We’re all up early and ready for the fun and games that is check in at Heathrow. 3 staff narrow their eyes at the theorbo at once: “Have you ever travelled with it before?” ummm… I refrain from saying “only the last 20 years” and smile as they figure out the procedure about extra seats. These days (and I hope no one from BAA is reading this) you can’t buy seats for “lute” or “theorbo” so I have to go under cover as “cello”. And hope it fits. Which on the way back, it doesn’t. Fortunately the stewardesses on the plane itself are very chilled, and we rig up an arrangement involving more than my fair share of seat in a prime place next to the loo…
This is the first outing of Heiner Goebbels Songs of Wars I have seen since we were in Modena in May. One of the pleasures of this piece, aside from getting to catch up with the London Sinfonietta in glorious form, is checking out the audience reaction to the mixture of Gertrude Stein and old and new instruments. When we did it in New York in March several friends and friends of friends said the weirdest thing was hearing us read the Stein with our apparently “cut glass” British accents (not sure my Mum would recognise the cut glass bit…). Reminded me that the texts already have a music of their own, before Heiner adds his definitive mix of swing, last-post trumpet and ammunition effects and the odd bit of Matthew Locke, to Stein’s words.
The coach goes through gleaming sunshine and grand looking central town buildings. And then on some. And then on some more to a random-looking shed on an industrial estate. And stops. Er…

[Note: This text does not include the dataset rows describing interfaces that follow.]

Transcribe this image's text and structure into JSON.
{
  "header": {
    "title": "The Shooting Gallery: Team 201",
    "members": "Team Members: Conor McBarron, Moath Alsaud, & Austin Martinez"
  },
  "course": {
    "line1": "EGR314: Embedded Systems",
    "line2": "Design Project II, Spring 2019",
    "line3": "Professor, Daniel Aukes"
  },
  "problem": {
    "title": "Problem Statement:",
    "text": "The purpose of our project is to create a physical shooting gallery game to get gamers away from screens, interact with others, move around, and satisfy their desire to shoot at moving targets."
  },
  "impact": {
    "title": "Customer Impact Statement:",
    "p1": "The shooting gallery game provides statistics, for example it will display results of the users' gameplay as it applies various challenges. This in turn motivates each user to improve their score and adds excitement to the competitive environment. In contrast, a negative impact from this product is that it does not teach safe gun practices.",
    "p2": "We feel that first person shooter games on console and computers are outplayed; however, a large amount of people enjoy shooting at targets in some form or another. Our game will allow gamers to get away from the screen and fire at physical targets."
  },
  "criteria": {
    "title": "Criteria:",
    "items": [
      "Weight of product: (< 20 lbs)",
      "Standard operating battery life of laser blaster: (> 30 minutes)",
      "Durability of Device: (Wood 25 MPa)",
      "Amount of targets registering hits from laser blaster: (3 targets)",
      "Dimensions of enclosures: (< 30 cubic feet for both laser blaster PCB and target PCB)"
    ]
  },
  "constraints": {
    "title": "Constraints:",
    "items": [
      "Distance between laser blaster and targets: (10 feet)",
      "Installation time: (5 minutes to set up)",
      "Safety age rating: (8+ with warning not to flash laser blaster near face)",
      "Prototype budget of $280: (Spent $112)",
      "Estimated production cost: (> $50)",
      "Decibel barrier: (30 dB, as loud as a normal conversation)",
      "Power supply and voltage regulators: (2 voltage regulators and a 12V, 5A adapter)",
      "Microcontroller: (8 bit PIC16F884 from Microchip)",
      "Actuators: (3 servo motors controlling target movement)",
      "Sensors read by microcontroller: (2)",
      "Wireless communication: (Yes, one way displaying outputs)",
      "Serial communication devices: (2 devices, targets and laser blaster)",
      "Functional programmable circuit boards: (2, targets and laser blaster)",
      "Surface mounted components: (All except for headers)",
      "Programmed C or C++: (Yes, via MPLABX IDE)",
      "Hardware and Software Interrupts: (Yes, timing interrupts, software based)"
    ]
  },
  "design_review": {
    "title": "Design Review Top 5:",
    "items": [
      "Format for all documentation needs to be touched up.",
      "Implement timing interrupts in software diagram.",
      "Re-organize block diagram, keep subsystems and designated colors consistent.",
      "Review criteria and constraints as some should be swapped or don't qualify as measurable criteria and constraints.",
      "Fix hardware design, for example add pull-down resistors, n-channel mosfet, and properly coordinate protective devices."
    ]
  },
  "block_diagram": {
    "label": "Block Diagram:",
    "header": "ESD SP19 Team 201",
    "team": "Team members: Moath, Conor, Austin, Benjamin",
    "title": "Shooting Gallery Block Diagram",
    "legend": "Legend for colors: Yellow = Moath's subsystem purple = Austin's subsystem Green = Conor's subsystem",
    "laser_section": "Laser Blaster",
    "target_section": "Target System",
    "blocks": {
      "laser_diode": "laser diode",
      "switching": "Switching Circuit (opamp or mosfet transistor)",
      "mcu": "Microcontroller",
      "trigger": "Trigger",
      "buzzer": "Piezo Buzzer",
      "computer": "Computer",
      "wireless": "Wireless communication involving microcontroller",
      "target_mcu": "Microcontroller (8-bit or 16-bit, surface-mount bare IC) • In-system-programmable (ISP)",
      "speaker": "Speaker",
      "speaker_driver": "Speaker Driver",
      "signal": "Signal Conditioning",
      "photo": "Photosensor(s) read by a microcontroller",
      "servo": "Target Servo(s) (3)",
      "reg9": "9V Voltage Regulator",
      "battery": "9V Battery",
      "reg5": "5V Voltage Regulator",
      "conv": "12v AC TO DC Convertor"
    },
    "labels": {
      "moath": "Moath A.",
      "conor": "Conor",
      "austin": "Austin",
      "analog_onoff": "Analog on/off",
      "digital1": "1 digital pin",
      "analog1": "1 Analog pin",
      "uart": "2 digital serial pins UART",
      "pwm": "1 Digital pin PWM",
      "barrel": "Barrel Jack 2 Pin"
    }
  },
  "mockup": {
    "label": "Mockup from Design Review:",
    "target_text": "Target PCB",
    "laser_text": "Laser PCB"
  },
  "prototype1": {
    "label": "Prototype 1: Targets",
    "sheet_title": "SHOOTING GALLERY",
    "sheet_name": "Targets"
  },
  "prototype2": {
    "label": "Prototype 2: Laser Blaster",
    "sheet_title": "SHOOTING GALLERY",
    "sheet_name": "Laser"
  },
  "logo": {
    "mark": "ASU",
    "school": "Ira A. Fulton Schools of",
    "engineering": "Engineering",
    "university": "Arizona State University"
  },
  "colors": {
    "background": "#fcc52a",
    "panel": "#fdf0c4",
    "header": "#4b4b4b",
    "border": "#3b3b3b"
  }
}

It’s a dilapidated but very trendy-looking old factory, which has an unexpectedly resonant acoustic. Good news, you might think, but not really for the combination of intricate rhythms and words, which are in danger of all melding together. “It sounds terrible but you’re doing you’re best” smiles Goebbels, not altogether reassuringly. But Ian the sound genius has it all under control, and gradually we can hear things we haven’t heard before in conventional halls. Picking your way in the dark to the other bit of concrete that is backstage is interesting: fog lights are set up which cast film noir kinds of shadows on the huge bare walls. For this performance we have some “newbies” to this piece in OAE, who pick it all up amazingly quickly and with seeming ease and mix their own personalities into the brew, making us wonder why it took so long for us oldies to get the hang of it…
7.05pm and it’s more or less just us and the weeds outside the factory, and then taxis start to multiply and before long a crowd of the mixed new-old music scene turn the building into a happening place, we’re lucky to be here.
And it’s the only concert hall I’ve been to which has a row of hammocks outside to catch a lie down in. Rachel Brown found them, and swung away happily for a while until the chill set in. It may be sunny but it is still September.
Elizabeth Kenny, Principal TheorboRead More